[The problem]
Copy out, from the data, each line containing the string "datasets".

[Material for this exercise]
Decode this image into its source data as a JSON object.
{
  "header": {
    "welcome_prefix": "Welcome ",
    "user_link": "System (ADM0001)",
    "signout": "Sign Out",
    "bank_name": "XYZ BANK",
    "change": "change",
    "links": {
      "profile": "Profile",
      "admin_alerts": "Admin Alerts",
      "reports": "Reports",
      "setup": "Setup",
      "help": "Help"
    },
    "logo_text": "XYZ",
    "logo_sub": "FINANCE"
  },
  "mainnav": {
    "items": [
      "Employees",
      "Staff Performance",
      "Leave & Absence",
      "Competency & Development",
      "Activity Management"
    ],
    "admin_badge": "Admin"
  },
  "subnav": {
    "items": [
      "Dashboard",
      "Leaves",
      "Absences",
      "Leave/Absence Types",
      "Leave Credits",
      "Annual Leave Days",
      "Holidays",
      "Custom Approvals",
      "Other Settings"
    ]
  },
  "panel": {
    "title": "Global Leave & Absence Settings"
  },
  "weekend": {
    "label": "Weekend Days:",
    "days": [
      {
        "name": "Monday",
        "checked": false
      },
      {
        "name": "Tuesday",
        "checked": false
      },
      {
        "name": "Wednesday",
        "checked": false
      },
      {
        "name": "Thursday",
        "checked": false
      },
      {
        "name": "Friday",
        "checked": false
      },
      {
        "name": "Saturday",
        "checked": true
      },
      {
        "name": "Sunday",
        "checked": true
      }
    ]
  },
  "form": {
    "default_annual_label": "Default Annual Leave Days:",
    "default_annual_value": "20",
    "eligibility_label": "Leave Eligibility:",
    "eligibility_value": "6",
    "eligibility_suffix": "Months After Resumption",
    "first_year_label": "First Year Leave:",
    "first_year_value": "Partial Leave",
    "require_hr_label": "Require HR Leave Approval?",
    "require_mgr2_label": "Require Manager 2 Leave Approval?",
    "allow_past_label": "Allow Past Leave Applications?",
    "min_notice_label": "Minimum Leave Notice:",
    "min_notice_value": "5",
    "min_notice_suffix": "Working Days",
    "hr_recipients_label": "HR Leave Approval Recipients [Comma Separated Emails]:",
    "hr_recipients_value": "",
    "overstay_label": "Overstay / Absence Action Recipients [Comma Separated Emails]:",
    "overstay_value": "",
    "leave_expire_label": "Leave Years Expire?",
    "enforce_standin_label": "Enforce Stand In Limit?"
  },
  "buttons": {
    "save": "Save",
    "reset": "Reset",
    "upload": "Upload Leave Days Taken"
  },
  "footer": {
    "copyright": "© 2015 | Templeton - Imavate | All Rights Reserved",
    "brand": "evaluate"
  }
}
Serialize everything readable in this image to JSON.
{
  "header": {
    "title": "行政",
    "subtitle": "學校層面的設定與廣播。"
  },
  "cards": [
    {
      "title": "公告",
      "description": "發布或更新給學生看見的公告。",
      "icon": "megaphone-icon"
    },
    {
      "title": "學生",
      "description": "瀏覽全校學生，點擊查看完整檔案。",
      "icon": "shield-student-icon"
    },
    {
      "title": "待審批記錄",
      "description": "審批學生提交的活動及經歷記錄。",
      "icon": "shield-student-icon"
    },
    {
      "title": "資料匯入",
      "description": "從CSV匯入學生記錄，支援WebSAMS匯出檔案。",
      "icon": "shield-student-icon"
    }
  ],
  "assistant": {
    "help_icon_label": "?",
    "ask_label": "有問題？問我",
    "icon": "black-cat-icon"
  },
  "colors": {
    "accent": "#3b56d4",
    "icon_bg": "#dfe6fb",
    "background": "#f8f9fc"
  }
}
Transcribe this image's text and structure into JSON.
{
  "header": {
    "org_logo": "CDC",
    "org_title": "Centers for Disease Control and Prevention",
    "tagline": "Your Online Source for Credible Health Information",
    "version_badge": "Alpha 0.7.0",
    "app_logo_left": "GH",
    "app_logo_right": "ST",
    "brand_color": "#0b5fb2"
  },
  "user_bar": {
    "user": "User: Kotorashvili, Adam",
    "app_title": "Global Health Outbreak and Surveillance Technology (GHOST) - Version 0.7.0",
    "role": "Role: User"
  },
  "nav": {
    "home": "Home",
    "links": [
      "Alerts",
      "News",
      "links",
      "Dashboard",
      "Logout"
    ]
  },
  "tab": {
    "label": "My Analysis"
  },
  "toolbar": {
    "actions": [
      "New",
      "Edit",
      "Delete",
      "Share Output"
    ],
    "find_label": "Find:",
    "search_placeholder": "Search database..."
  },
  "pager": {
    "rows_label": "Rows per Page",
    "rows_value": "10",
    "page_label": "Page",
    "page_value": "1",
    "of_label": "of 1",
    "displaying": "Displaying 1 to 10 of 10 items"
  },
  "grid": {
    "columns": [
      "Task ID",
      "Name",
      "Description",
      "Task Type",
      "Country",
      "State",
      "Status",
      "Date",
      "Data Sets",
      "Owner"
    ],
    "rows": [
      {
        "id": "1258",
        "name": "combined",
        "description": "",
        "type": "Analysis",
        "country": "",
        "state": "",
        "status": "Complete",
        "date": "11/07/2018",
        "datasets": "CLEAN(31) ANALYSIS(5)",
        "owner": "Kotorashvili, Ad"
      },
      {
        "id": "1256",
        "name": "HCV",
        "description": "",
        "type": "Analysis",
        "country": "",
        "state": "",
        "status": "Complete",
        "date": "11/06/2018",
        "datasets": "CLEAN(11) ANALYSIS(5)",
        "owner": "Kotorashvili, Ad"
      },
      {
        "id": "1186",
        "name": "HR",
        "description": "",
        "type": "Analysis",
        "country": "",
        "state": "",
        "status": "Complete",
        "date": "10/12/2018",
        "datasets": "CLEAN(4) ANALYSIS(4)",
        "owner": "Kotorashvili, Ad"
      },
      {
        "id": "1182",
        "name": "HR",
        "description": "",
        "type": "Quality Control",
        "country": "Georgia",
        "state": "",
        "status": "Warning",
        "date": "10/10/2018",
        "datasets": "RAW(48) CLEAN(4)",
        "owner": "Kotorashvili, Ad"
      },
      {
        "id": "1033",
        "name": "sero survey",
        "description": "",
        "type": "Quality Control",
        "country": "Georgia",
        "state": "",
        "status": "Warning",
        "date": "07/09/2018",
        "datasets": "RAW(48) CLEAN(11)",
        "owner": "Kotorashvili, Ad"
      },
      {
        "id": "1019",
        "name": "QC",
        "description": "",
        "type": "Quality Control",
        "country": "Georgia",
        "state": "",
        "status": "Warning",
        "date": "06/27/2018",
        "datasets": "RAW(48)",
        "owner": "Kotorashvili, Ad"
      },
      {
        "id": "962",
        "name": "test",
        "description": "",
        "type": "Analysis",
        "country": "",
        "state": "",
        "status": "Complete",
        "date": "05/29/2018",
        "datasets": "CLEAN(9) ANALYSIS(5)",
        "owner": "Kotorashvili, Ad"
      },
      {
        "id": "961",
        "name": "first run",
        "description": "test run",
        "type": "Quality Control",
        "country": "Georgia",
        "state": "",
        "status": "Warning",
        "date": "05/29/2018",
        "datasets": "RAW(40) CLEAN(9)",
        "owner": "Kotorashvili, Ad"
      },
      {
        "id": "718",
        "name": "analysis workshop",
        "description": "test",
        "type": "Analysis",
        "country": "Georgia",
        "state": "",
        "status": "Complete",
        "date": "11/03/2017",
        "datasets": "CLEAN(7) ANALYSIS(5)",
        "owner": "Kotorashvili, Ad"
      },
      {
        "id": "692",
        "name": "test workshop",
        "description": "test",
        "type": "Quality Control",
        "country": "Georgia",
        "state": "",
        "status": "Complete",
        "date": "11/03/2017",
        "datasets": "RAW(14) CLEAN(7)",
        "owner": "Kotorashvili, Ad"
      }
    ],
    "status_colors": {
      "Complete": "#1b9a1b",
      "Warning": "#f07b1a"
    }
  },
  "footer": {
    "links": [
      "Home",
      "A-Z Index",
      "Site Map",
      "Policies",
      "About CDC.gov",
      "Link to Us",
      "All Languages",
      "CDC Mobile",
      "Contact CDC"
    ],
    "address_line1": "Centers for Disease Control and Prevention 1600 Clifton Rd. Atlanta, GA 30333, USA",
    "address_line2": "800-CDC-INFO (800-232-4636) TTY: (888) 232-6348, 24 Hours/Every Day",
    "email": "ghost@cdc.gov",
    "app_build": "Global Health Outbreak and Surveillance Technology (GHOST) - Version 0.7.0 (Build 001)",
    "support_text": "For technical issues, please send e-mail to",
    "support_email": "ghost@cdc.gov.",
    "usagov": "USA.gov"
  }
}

[Result for this exercise]
        "datasets": "CLEAN(31) ANALYSIS(5)",
        "datasets": "CLEAN(11) ANALYSIS(5)",
        "datasets": "CLEAN(4) ANALYSIS(4)",
        "datasets": "RAW(48) CLEAN(4)",
        "datasets": "RAW(48) CLEAN(11)",
        "datasets": "RAW(48)",
        "datasets": "CLEAN(9) ANALYSIS(5)",
        "datasets": "RAW(40) CLEAN(9)",
        "datasets": "CLEAN(7) ANALYSIS(5)",
        "datasets": "RAW(14) CLEAN(7)",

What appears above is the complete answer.